Start of Exercise data

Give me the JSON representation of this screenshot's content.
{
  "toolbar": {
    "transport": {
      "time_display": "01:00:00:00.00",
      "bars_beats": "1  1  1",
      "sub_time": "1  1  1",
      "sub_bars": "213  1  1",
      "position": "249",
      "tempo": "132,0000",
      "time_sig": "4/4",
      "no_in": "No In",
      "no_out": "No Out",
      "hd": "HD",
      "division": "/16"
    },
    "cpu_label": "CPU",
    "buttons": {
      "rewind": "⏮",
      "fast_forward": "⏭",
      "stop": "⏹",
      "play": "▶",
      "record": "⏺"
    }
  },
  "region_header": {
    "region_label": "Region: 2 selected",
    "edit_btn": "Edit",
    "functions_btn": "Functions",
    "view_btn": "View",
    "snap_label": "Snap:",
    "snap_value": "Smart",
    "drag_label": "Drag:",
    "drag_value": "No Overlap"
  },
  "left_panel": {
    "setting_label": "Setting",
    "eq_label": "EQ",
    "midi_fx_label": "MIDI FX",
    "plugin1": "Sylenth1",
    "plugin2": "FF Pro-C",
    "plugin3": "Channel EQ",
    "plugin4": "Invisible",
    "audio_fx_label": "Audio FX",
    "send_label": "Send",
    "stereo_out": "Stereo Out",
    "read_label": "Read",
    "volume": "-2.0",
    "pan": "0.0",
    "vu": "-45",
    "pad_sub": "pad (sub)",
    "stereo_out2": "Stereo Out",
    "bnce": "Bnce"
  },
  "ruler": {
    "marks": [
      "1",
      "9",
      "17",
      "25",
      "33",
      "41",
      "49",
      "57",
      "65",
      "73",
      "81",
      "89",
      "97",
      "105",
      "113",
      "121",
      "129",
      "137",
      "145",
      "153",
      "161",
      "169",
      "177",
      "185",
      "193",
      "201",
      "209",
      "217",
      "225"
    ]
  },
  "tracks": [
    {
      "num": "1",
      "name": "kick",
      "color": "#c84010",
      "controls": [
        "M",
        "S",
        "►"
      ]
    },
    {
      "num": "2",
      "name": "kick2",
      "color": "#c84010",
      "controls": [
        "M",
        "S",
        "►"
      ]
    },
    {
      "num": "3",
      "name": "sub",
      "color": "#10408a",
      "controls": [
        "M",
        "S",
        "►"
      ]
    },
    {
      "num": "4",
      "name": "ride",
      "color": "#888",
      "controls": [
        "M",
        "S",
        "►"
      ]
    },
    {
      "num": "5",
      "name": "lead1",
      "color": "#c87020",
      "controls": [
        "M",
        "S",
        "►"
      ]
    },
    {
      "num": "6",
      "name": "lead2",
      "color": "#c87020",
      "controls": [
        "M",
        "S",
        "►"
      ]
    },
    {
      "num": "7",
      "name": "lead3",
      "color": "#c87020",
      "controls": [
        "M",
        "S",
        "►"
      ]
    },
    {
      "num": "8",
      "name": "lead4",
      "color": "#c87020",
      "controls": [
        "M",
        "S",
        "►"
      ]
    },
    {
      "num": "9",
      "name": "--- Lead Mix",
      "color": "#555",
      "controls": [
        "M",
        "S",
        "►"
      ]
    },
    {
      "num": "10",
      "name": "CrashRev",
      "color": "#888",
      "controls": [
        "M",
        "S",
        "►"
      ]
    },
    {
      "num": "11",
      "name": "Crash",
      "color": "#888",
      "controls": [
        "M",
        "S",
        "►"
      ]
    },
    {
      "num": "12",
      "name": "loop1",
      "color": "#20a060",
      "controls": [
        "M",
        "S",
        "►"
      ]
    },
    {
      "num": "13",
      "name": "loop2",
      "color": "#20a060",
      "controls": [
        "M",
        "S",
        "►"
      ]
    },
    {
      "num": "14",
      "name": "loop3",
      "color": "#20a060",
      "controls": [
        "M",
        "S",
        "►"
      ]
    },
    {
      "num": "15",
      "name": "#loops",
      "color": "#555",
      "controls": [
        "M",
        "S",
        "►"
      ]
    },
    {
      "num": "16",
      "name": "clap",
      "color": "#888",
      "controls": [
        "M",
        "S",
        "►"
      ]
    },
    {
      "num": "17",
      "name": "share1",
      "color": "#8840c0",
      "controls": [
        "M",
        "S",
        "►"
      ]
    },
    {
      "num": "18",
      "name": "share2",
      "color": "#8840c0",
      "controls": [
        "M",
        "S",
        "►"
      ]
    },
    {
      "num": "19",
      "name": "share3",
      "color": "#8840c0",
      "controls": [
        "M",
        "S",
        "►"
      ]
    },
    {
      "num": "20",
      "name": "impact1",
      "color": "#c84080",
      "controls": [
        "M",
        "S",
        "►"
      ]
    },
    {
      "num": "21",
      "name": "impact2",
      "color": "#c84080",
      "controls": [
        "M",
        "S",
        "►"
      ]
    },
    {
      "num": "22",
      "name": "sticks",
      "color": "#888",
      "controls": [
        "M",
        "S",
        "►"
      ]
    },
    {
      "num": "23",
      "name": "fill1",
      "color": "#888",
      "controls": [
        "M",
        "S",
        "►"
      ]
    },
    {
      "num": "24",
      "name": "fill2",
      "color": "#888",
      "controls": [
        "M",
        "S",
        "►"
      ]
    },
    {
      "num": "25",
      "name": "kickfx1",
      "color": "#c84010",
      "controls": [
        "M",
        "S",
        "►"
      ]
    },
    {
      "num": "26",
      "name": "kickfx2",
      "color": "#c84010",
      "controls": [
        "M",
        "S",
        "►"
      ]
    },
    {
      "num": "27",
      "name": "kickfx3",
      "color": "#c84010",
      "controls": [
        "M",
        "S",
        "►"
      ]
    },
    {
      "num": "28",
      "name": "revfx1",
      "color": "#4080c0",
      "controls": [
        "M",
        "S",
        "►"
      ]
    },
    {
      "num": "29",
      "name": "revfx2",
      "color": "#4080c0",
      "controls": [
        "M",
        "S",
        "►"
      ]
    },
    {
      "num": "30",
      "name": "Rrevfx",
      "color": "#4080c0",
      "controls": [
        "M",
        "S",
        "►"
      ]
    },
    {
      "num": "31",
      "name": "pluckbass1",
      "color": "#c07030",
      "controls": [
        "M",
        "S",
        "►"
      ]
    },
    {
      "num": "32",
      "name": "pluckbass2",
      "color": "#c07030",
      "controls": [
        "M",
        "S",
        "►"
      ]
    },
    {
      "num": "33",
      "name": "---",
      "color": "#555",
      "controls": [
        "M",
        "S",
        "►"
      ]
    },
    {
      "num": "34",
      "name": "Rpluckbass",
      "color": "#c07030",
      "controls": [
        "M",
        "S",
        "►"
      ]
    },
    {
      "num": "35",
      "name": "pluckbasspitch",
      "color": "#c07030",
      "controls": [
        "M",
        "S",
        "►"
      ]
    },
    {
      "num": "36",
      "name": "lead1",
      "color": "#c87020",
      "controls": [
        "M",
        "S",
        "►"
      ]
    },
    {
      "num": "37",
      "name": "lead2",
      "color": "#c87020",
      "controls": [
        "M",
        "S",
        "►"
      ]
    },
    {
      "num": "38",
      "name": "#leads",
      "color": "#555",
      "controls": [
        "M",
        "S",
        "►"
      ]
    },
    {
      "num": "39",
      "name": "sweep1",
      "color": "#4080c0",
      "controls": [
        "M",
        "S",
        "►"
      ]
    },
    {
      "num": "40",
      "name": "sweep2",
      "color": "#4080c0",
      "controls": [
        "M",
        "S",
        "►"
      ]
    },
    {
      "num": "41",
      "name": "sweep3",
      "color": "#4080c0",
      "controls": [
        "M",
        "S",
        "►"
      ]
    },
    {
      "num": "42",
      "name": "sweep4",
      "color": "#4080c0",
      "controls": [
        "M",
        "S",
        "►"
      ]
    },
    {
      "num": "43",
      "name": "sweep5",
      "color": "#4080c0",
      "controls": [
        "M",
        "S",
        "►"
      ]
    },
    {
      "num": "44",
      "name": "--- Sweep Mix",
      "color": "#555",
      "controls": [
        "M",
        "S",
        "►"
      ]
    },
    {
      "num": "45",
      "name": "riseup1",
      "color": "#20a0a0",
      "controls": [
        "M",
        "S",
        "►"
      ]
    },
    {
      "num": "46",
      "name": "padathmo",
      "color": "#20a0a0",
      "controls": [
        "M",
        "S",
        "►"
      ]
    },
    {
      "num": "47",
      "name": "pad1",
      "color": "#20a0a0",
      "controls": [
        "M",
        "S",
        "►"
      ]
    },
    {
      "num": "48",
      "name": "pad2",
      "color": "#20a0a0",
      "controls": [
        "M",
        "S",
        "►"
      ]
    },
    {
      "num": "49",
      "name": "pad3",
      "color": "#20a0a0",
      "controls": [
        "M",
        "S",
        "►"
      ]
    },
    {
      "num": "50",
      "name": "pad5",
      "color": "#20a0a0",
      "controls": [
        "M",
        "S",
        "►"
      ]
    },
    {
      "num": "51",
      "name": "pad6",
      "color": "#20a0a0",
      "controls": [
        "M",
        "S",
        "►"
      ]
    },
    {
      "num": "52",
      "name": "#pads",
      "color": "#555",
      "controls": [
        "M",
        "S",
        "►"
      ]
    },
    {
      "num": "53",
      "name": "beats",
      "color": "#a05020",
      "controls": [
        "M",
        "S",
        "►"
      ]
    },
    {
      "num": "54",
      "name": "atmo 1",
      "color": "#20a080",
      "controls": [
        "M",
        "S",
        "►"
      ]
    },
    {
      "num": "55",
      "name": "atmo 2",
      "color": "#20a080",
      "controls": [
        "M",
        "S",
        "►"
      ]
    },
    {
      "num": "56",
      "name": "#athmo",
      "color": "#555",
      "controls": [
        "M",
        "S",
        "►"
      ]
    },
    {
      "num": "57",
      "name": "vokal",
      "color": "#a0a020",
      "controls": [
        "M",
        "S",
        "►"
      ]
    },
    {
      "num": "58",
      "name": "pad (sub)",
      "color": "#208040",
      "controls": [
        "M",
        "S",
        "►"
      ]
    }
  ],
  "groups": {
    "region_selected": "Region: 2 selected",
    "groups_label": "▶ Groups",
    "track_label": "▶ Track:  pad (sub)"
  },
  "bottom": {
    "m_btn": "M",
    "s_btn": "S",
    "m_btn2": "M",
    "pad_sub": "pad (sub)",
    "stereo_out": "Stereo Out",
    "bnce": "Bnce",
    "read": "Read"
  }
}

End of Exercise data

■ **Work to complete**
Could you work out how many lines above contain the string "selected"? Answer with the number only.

■ **Response**
2